Website seeks to streamline gay men's social plans
by Matt Baume
It was during one of his many trips between work in Germany and his boyfriend in New York that Jason Goldberg envisioned a better way to go out for dancing, dinner, or a drink.
The entrepreneur with dot-com successes like Jobster and Socialmedian under his belt sensed an opportunity to answer the most pressing questions of our time. As he put it: "Where to go? What to do? Who to meet?"
He christened the new venture "Fabulis," and quickly assembled a team to build a brand new online social planner for gay men.
When Goldberg and his boyfriend Christian Schoenherr traveled, Fabulis creative director Bradford Shellhammer explained, "they realized there was a problem. We've all experienced it. 'What do I do tonight, what restaurant should I go to, where can I meet cool locals?'"
Existing sites didn't help, since they were all limited to either families or hookups.
"People told us that they've gone on Manhunt to find out where they should eat when they were in Rome," said Shellhammer.
The Fabulis mission is simple: help gay men discover new events and meet new friends. To that end, the site scans Facebook events, analyzes attendance, and showcases trends – something Goldberg calls "the velocity of fabulousness."
About $625,000 has been raised for the project so far.
"It was the easiest fundraising I've ever done in my career," said Goldberg. "It took 72 hours to raise the finances for Fabulis."
Among the investors: the Washington Post , along with Allen Morgan, Lars Hinrichs, and Don Baer – all investors in Goldberg's prior company, Socialmedian.
There's also an advisory board of heavy-hitters: British Queer Eye host Julian Bennett, co-producer of The Office Halsted Sullivan, former GLAAD president Neil Giuliano, Grey Gardens producer/director Michael Sucsy, and former Clinton LGBT adviser Richard Socarides, whom Goldberg met while working as a White House aide in the 1990s.
Socarides, in fact, is the first person Goldberg ever came out to – "over the White House e-mail system," he laughed.
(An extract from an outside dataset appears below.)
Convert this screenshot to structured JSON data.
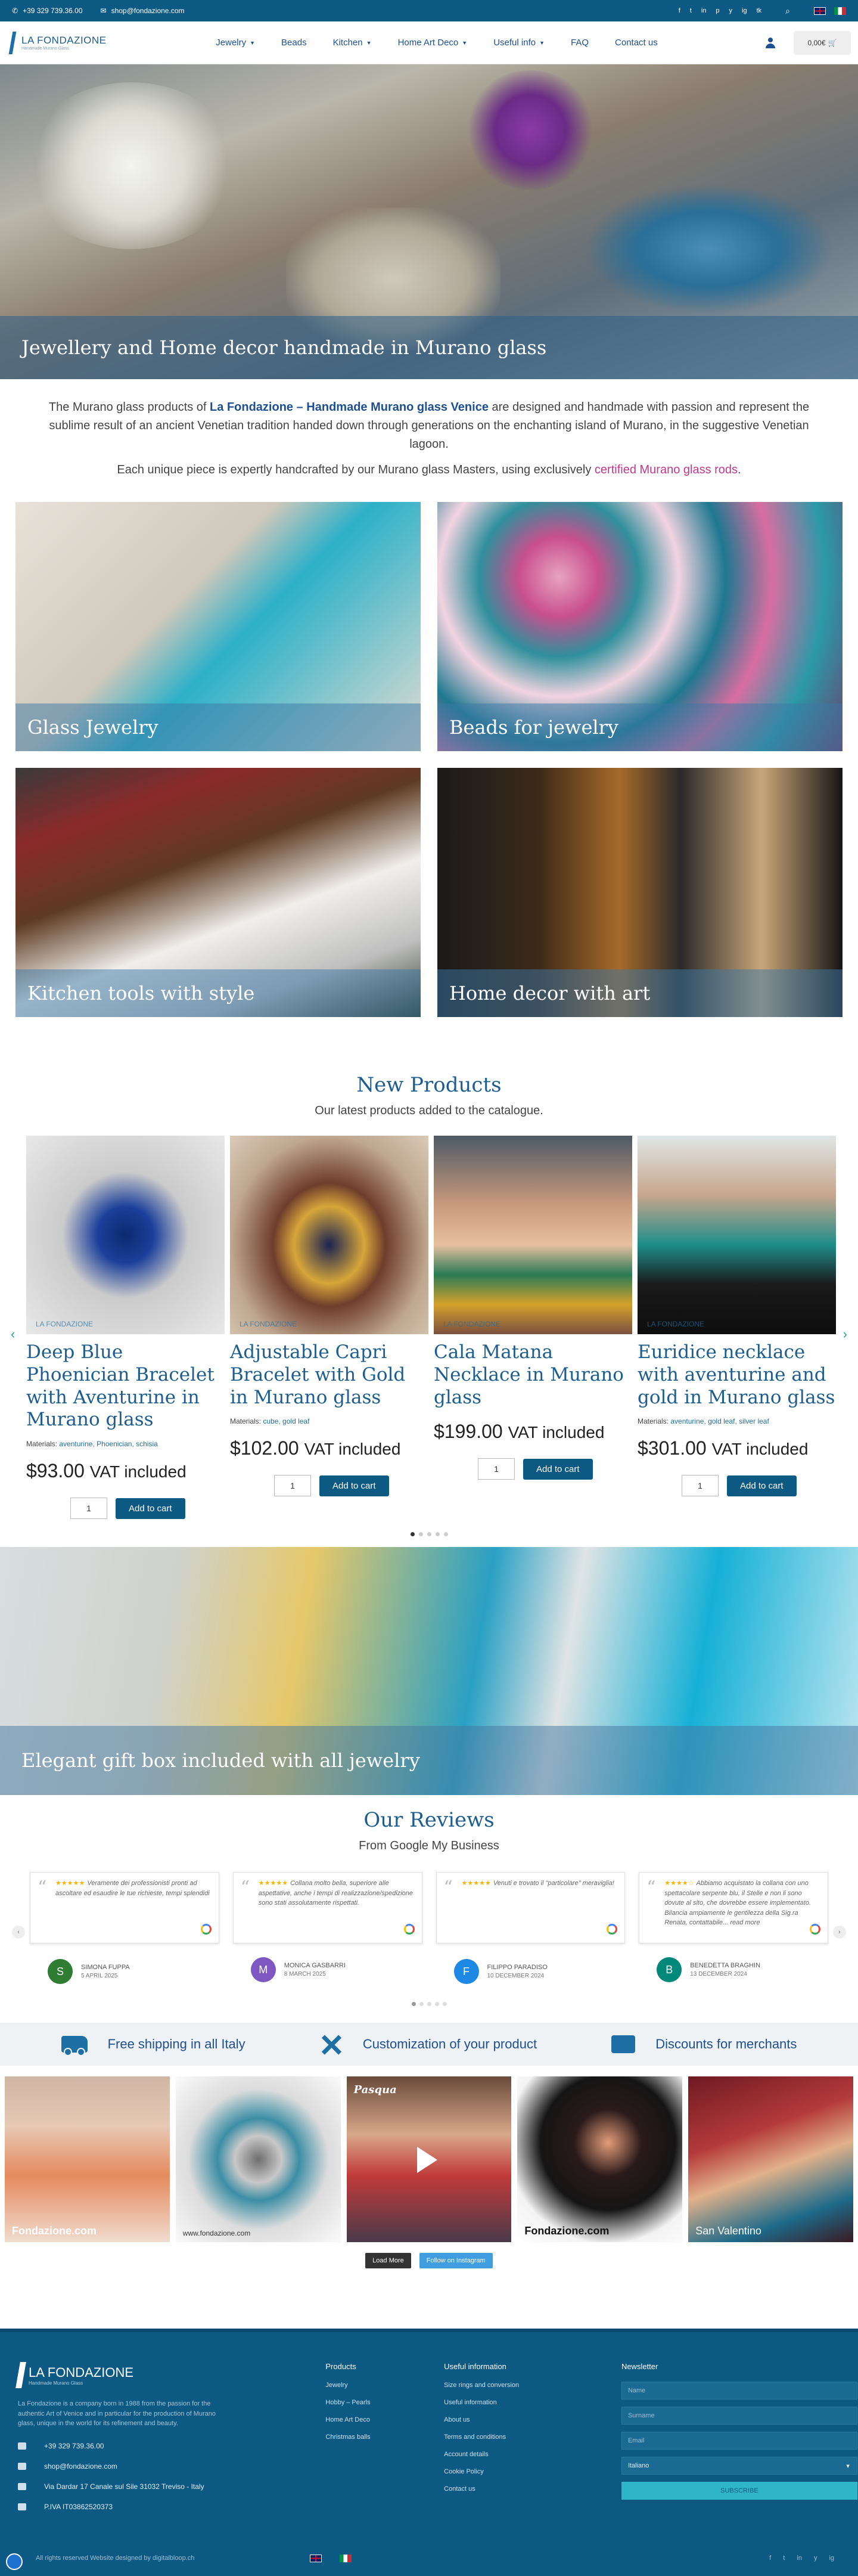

During a limited sneak-peak in April, the site came under fire for a feature that numerically ranked users by perceived popularity. That won't last, said Goldberg.
"We're going to move very quickly away from the focus of the site being a kind of a popularity contest. ... the homepage is no longer a ranking of members. It's plans."
Concerns about the site's cliquishness may be reignited by a messaging system. Contacting certain users will require "bits," credits that users earn by recruiting new users, interacting with the site, or laying down cash.
"People will have to spend some bits in order to message people they're not following," said Goldberg. "And you're able to set the price in order to message you."
Although the site only recently introduced its event-tracking features, the site boasted 14,000 registered users at launch. At a Fabulis-sponsored party this spring at Blackbird in the Castro, the site's brand new users were enthusiastic.
"The Internet has totally taken the place of sending out a flier," said event planner J. Aleczander. "It's very green!"
Jack Shamama, editor of the Gay Porn Blog, was a fan of the social ranking feature. "It's fun and silly," he said, "but it makes you feel cute."
"I have no idea what it is," said Adrian Albino, "but it's definitely going to be something."
With so many initial users, advertising and sales opportunities abound.
"We believe that we can have a decent percent of our users paying us," said Goldberg, "in addition to having a premium sponsorships with advertisers and promoters who want to reach this audience."
The Fabulis team is in it for the long haul, and doesn't rule out an initial public offering.
"Our plan is to build a hundred million dollar-plus business, targeting the gay market," said Goldberg, "And if we do that, we can definitely be a public company in the future."
Goldberg and Shellhammer have been pleased so far with interaction on the site and its Facebook fan page.
"People are asking questions, interacting with one another, posting photos," said Shellhammer. "It proves this theory that there are gay men all over the world who are hungry for interaction with other gay men. In a different way."